____ Supplied records

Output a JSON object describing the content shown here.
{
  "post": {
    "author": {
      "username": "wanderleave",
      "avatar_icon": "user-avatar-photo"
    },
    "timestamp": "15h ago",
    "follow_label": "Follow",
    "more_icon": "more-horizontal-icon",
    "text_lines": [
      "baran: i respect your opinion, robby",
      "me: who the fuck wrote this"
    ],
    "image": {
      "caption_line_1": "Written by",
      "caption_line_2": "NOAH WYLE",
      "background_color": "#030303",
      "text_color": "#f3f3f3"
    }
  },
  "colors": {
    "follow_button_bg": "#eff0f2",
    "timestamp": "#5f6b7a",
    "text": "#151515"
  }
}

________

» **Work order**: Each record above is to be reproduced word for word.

» **Response to the task**:
Output a JSON object describing the content shown here.
{
  "post": {
    "author": {
      "username": "wanderleave",
      "avatar_icon": "user-avatar-photo"
    },
    "timestamp": "15h ago",
    "follow_label": "Follow",
    "more_icon": "more-horizontal-icon",
    "text_lines": [
      "baran: i respect your opinion, robby",
      "me: who the fuck wrote this"
    ],
    "image": {
      "caption_line_1": "Written by",
      "caption_line_2": "NOAH WYLE",
      "background_color": "#030303",
      "text_color": "#f3f3f3"
    }
  },
  "colors": {
    "follow_button_bg": "#eff0f2",
    "timestamp": "#5f6b7a",
    "text": "#151515"
  }
}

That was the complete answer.